● WORK REQUIRED: For the material that follows, tally the lines holding "Send" and give the total alone.

● GIVEN RECORDS:
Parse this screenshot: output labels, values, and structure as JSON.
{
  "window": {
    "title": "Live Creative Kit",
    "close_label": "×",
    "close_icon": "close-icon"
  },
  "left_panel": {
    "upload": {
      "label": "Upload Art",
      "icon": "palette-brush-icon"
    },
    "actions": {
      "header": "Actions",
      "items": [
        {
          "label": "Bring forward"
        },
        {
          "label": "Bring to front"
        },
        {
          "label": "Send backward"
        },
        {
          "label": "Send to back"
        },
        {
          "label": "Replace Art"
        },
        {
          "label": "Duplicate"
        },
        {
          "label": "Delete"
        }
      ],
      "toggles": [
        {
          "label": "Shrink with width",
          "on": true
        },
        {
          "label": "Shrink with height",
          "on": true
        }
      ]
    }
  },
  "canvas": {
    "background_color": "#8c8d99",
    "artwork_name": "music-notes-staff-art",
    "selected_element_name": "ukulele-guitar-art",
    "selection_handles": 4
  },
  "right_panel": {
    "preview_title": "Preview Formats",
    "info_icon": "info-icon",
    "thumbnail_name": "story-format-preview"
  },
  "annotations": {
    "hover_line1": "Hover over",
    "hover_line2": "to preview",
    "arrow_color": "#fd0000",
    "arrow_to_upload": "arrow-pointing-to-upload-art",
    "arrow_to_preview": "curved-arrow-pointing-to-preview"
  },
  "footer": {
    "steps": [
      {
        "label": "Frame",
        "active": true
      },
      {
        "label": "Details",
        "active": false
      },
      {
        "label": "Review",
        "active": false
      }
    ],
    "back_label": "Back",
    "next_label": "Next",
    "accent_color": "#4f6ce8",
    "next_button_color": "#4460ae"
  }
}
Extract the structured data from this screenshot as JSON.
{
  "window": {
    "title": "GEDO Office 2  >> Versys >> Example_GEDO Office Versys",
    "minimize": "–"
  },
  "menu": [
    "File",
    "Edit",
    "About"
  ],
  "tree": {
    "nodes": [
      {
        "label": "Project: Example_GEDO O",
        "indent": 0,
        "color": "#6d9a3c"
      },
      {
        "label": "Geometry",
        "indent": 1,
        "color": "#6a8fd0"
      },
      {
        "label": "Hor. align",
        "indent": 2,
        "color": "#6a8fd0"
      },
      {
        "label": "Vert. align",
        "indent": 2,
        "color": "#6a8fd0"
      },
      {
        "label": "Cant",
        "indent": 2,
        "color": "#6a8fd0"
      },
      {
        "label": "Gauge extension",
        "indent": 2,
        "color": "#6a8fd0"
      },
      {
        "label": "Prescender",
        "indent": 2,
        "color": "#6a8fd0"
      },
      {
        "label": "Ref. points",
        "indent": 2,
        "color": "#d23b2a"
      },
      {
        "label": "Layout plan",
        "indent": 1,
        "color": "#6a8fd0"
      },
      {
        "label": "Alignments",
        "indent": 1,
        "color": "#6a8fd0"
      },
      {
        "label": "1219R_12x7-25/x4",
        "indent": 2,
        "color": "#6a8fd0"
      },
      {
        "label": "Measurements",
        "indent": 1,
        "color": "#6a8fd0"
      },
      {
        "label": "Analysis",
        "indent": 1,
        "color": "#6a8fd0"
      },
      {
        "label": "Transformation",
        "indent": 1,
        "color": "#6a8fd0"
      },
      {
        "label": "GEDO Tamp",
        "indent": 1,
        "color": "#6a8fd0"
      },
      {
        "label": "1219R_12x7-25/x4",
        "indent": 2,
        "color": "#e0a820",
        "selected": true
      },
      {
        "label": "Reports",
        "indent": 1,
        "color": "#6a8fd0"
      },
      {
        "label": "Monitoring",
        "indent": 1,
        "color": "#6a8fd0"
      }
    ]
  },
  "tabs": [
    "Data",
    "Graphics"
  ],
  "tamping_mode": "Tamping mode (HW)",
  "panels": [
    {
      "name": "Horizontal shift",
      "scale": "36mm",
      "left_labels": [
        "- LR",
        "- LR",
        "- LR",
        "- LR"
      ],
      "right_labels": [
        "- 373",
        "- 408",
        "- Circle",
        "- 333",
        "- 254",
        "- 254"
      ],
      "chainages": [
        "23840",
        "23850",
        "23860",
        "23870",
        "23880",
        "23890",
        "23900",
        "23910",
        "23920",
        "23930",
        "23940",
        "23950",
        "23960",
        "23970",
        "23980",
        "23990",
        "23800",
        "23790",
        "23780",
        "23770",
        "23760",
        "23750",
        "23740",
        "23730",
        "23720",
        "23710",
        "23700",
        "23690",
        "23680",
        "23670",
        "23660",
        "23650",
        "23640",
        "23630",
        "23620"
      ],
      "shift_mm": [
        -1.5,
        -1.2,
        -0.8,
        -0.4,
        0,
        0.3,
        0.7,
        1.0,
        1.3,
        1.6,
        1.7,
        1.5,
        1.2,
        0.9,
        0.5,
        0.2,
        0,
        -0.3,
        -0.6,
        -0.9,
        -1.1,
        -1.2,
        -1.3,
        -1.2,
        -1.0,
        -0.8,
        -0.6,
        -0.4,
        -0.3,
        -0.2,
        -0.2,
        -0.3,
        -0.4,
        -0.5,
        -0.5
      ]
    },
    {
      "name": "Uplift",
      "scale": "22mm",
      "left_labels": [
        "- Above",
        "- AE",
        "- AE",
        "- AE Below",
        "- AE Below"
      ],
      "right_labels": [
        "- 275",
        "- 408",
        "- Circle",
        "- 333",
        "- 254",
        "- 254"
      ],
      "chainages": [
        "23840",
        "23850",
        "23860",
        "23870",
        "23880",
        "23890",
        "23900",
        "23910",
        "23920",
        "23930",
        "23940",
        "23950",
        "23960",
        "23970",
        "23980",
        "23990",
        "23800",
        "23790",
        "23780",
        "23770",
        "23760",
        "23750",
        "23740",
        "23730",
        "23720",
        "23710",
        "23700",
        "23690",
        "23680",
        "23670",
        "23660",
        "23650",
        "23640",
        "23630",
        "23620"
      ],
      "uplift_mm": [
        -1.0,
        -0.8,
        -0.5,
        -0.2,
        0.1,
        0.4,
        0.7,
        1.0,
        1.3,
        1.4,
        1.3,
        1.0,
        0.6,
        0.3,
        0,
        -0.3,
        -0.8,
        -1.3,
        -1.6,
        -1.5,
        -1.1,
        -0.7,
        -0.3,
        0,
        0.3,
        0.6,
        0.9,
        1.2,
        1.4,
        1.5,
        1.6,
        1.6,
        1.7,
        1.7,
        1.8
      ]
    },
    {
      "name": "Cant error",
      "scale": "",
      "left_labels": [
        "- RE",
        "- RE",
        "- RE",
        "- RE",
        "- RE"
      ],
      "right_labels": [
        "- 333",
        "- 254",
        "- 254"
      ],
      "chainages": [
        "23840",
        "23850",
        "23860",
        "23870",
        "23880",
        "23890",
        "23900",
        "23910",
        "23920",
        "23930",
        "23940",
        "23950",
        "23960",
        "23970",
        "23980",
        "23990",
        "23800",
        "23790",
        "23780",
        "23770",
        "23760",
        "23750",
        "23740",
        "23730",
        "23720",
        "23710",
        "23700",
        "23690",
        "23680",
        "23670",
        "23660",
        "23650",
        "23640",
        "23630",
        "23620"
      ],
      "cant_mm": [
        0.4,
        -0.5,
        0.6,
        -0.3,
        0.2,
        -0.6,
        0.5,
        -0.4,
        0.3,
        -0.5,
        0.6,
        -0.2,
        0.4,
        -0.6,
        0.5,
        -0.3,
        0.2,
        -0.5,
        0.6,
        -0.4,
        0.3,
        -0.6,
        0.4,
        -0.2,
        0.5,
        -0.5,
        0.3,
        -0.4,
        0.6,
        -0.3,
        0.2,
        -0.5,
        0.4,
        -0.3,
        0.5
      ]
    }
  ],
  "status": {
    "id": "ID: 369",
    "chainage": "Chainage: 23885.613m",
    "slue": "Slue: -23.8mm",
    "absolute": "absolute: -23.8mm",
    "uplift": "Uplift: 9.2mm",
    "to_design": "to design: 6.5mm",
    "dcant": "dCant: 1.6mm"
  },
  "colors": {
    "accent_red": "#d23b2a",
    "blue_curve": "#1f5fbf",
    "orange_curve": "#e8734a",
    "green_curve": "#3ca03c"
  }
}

● WORKED SOLUTION: 2